Minnesota utilities report mixed impact on rates from state's renewable energy mandates

Fourteen utility companies have submitted reports on the costs of complying with the state's call for more renewable energy. Of those, eight say it has had no impact or has actually saved customers a little money. Six say it has raised costs for their customers. The state wants a quarter of all electricity to come from renewable sources by 2025.
Author:
Publish date:

Fourteen utility companies have submitted reports on the costs of complying with the state's call for more renewable energy. Of those, eight say it has had no impact or has actually saved customers a little money. Six say it has raised costs for their customers. The state wants a quarter of all electricity to come from renewable sources by 2025.

Next Up

Related

Local governments seek relief from state mandates

Minnesota counties and cities want to be able to consolidate services without having to get state permission. Local officials say state mandates get in the way of cutting costs for health care, transportation, and public safety.

North Dakota leaders renew push against Minnesota coal regulations

Gov. Dalrymple says if Minnesota energy regulators require utilities to pay more to burn coal it will hamper North Dakota's growing lignite industry, which already provides a large share of Minnesota's electric power. Regulators here imposed higher costs on coal-burners as part of a plan to require utilities to generate a quarter of their energy from renewable sources by 2024.

Great River Energy rate hike expected

Customers of Great River Energy will soon pay more for their electricity. The Associated Press reports that the company’s Board of Directors approved an average 4 percent increase for its 28 local power cooperatives. A typical residential customer can expect to pay an additional $2 to $3 a month.

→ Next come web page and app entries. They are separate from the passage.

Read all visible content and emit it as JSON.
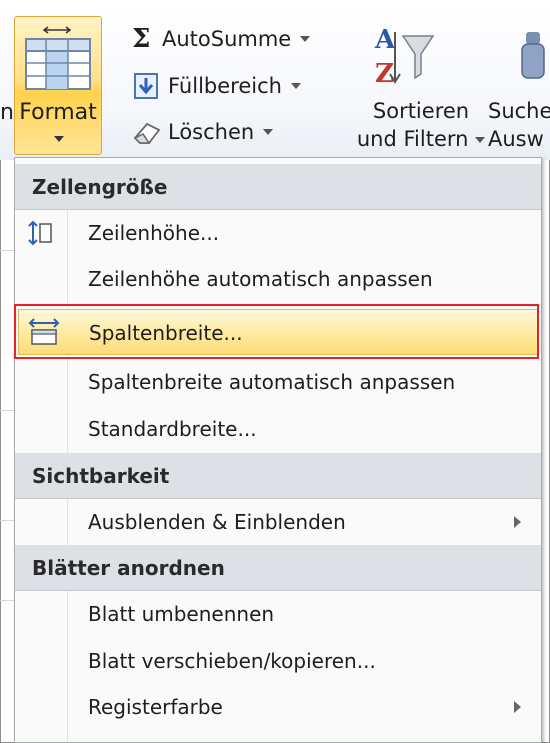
{
  "ribbon": {
    "cut_label": "n",
    "format_label": "Format",
    "autosum_label": "AutoSumme",
    "fill_label": "Füllbereich",
    "clear_label": "Löschen",
    "sort_line1": "Sortieren",
    "sort_line2": "und Filtern",
    "search_line1": "Suche",
    "search_line2": "Ausw"
  },
  "menu": {
    "sections": [
      {
        "title": "Zellengröße"
      },
      {
        "title": "Sichtbarkeit"
      },
      {
        "title": "Blätter anordnen"
      }
    ],
    "items": [
      {
        "label": "Zeilenhöhe..."
      },
      {
        "label": "Zeilenhöhe automatisch anpassen"
      },
      {
        "label": "Spaltenbreite..."
      },
      {
        "label": "Spaltenbreite automatisch anpassen"
      },
      {
        "label": "Standardbreite..."
      },
      {
        "label": "Ausblenden & Einblenden"
      },
      {
        "label": "Blatt umbenennen"
      },
      {
        "label": "Blatt verschieben/kopieren..."
      },
      {
        "label": "Registerfarbe"
      }
    ]
  },
  "colors": {
    "highlight": "#fde89a",
    "annotation_box": "#e2232a",
    "section_bg": "#dde1e6"
  }
}
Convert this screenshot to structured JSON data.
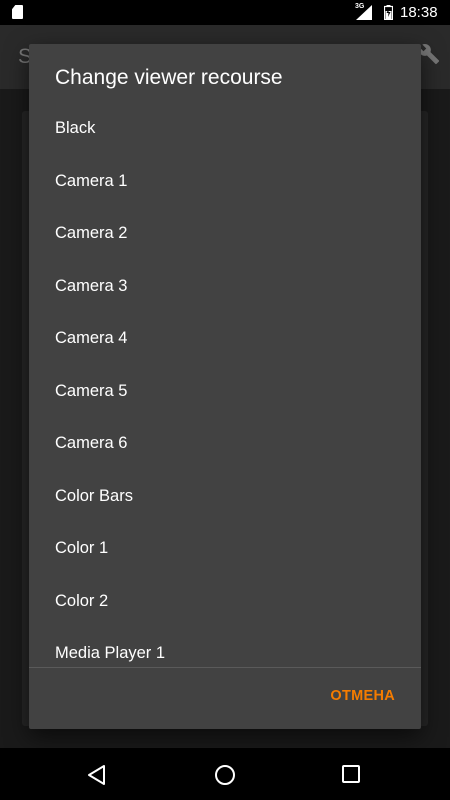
{
  "status_bar": {
    "time": "18:38",
    "network": "3G",
    "icons": [
      "sd-card-icon",
      "signal-icon",
      "battery-icon"
    ]
  },
  "background_app": {
    "title_partial": "S",
    "icon": "wrench-icon"
  },
  "dialog": {
    "title": "Change viewer recourse",
    "items": [
      {
        "label": "Black"
      },
      {
        "label": "Camera 1"
      },
      {
        "label": "Camera 2"
      },
      {
        "label": "Camera 3"
      },
      {
        "label": "Camera 4"
      },
      {
        "label": "Camera 5"
      },
      {
        "label": "Camera 6"
      },
      {
        "label": "Color Bars"
      },
      {
        "label": "Color 1"
      },
      {
        "label": "Color 2"
      },
      {
        "label": "Media Player 1"
      }
    ],
    "cancel_label": "ОТМЕНА",
    "accent_color": "#f57c00"
  },
  "nav_bar": {
    "icons": [
      "back-icon",
      "home-icon",
      "recents-icon"
    ]
  }
}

Judge endorses dramatically lower Xcel Energy electric-rate increase

The recommendation is 63 percent lower than Xcel Energy's original request. A spokeswoman told the Pioneer Press residential customers would see their monthly bill increase by about $2. If the Minnesota Public Utilities Commission agrees with the judge, customers would receive a refund of about $24.